Web Application Proxy is a new feature in Windows Server 2012 R2
It is part of the Remote Access role service in and provides reverse proxy functionality to publish web applications inside the corporate network and make them available to users outside our internal deployment. Lync 2013 requires a reverse proxy to publish resources that are deployed on the Front End including the dialin and meet pages (for more details please read my post Understanding Simple URLs In Lync )
Web Application Proxy (from now on, WAPX) can replace existing solutions for reverse proxying Lync like UAG and TMG. An important limit of WAPX is that it requires a working Active Directory Federation Services (AD FS) server inside our network.
It is a pre-requirement and the configuration of WAPX will not accomplish if the connection with AD FS is not running in the right manner. During this webcast I will show how to configure AD FS server, the WAPX server and how to set publishing rules for Lync 2013.
A short Explanation of the outline of the test lab
The test deployment is made up by a Domain Controller (Aphrodite) a Certification Authority (Artemis) and a Lync 2013 S.E. Front End (Apollo). The internal domain name is Lync2013.Dom
We will configure the AD FS server (Eleos) and the WAPX server (Hephaestus) during this webcast
Configuring AD FS server
The configuration of AD FS and WAPX requires a digital certificate (for SSL). The certificate can be the same, created on AD FS and then exported to the server WAPX, or you can create a certificate on the AD FS (containing the FQDN of the server as Common Name) and a second certificate (type wildcard or *) for the Web Application Proxy.
We will use the second solution (the type of certificate that I used on AD FS, “computer” does not have and exportable private key).
I have used the certificates Snap-in on the Eleos server to require a certificate of the “Computer” type and the utility from DigiCert to require the * certificate.
We have to create a domain user (in our scenario Lync2013ServicesADFS) that will be used as a service user for AD FS and for the WAPX. This user is a local administrator in both the servers.
During the configuration we have installed the Web Server (IIS) role and then the Federation Server role on Eleos.

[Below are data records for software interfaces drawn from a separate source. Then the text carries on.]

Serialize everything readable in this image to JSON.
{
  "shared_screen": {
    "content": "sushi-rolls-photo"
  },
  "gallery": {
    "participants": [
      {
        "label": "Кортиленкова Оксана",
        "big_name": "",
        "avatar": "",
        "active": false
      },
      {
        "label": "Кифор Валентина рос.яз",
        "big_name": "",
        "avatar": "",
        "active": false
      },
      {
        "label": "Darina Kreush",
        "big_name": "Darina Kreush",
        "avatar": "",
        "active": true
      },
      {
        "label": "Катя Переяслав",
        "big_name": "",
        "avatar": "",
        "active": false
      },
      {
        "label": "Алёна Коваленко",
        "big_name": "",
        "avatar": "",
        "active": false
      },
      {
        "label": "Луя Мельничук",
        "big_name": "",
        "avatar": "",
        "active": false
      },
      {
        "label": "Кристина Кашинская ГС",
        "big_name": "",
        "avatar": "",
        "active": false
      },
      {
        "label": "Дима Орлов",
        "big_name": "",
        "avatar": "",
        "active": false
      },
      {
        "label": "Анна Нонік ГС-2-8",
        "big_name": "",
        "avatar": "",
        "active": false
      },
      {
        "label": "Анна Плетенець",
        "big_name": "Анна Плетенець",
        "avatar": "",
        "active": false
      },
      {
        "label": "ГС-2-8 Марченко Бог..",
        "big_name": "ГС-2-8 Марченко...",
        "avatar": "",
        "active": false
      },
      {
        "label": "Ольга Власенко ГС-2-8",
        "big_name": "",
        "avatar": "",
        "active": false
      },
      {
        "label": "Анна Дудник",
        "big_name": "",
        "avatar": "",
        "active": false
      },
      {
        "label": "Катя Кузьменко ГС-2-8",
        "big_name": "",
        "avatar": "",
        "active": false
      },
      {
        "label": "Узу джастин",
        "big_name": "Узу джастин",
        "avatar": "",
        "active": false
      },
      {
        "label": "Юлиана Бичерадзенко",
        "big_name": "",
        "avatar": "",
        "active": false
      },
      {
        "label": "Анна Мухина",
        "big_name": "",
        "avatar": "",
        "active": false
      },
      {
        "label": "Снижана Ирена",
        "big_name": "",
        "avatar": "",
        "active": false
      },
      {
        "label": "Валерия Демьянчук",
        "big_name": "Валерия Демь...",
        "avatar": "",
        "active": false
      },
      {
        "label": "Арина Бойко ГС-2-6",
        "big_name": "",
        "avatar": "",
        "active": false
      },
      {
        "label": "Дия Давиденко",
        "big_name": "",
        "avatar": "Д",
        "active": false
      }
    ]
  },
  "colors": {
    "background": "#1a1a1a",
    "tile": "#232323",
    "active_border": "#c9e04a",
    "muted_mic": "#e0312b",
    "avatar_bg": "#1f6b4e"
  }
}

The installation does not require special attention. At the end of this phase, we will be prompted to configure the role. The error associated with the SPN always occurs, but does not affect our configuration.
Configuring WAPX server
Installing the Web Application Proxy feature requires the Remote Access role (selecting the Web Application Proxy feature). The configuration wizard will require the name of the federation service (in our scenario, the FQDN of the AD FS server) and the service account to use (as in the previous step, we will use Lync2013ServicesADFS)
Note: The procedure is often subject to errors, whose diagnosis requires also to read the log of both servers. In case of problems, I suggest to use the PowerShell cmdlets that provide a first diagnostic screen.
Configuring Publishing Rules for Lync 2013
Once the configuration is complete, we can use the Publish option (task pane). For Lync the rules require that the public name is redirected to the Front End server on port 4443 (in a standard configuration).
Marc Terblanche has published a good blog post that includes a sample publishing script ( http://blog.kloud.com.au/2013/07/15/publish-lync-2013-with-2012-r2-preview-web-application-proxy/ )